» **PROBLEM STATEMENT**
Images are to be left out; everything else in the records gets copied exactly.

» **DATA SHOWN**
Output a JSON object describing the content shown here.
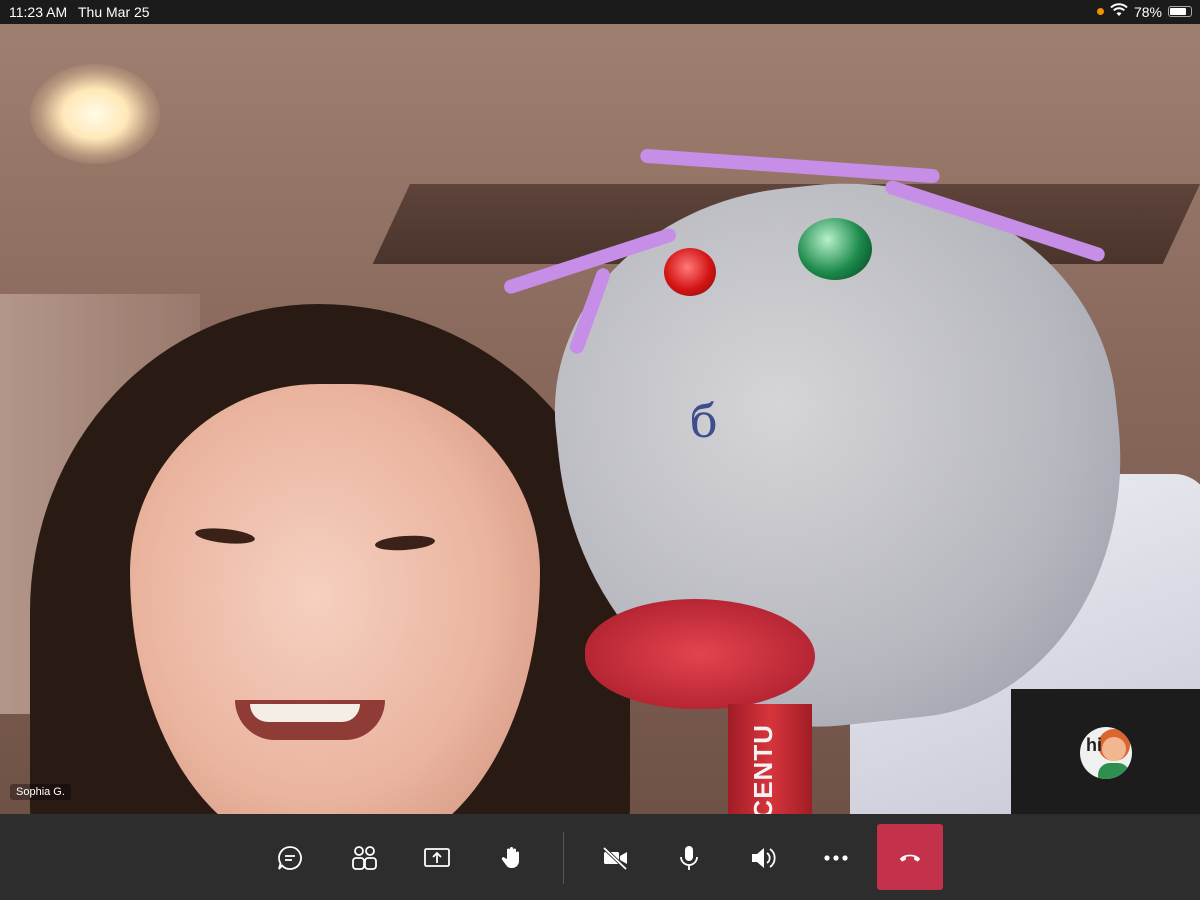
{
  "status_bar": {
    "time": "11:23 AM",
    "date": "Thu Mar 25",
    "battery_percent": "78%",
    "battery_level": 0.78,
    "icons": [
      "orange-dot-icon",
      "wifi-icon",
      "battery-icon"
    ]
  },
  "call": {
    "participant_name": "Sophia G.",
    "marker_text": "CENTU",
    "self_view_avatar_text": "hi"
  },
  "toolbar": {
    "buttons": [
      {
        "name": "chat",
        "icon": "chat-icon"
      },
      {
        "name": "participants",
        "icon": "participants-icon"
      },
      {
        "name": "share-screen",
        "icon": "share-screen-icon"
      },
      {
        "name": "raise-hand",
        "icon": "hand-icon"
      },
      {
        "name": "camera",
        "icon": "camera-off-icon"
      },
      {
        "name": "microphone",
        "icon": "microphone-icon"
      },
      {
        "name": "speaker",
        "icon": "speaker-icon"
      },
      {
        "name": "more",
        "icon": "more-icon"
      },
      {
        "name": "leave",
        "icon": "hang-up-icon"
      }
    ]
  },
  "colors": {
    "toolbar_bg": "#2d2d2d",
    "hangup_red": "#c4314b",
    "status_bar_bg": "#1b1b1b"
  }
}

» **ANSWER SPACE**
Output a JSON object describing the content shown here.
{
  "status_bar": {
    "time": "11:23 AM",
    "date": "Thu Mar 25",
    "battery_percent": "78%",
    "battery_level": 0.78,
    "icons": [
      "orange-dot-icon",
      "wifi-icon",
      "battery-icon"
    ]
  },
  "call": {
    "participant_name": "Sophia G.",
    "marker_text": "CENTU",
    "self_view_avatar_text": "hi"
  },
  "toolbar": {
    "buttons": [
      {
        "name": "chat",
        "icon": "chat-icon"
      },
      {
        "name": "participants",
        "icon": "participants-icon"
      },
      {
        "name": "share-screen",
        "icon": "share-screen-icon"
      },
      {
        "name": "raise-hand",
        "icon": "hand-icon"
      },
      {
        "name": "camera",
        "icon": "camera-off-icon"
      },
      {
        "name": "microphone",
        "icon": "microphone-icon"
      },
      {
        "name": "speaker",
        "icon": "speaker-icon"
      },
      {
        "name": "more",
        "icon": "more-icon"
      },
      {
        "name": "leave",
        "icon": "hang-up-icon"
      }
    ]
  },
  "colors": {
    "toolbar_bg": "#2d2d2d",
    "hangup_red": "#c4314b",
    "status_bar_bg": "#1b1b1b"
  }
}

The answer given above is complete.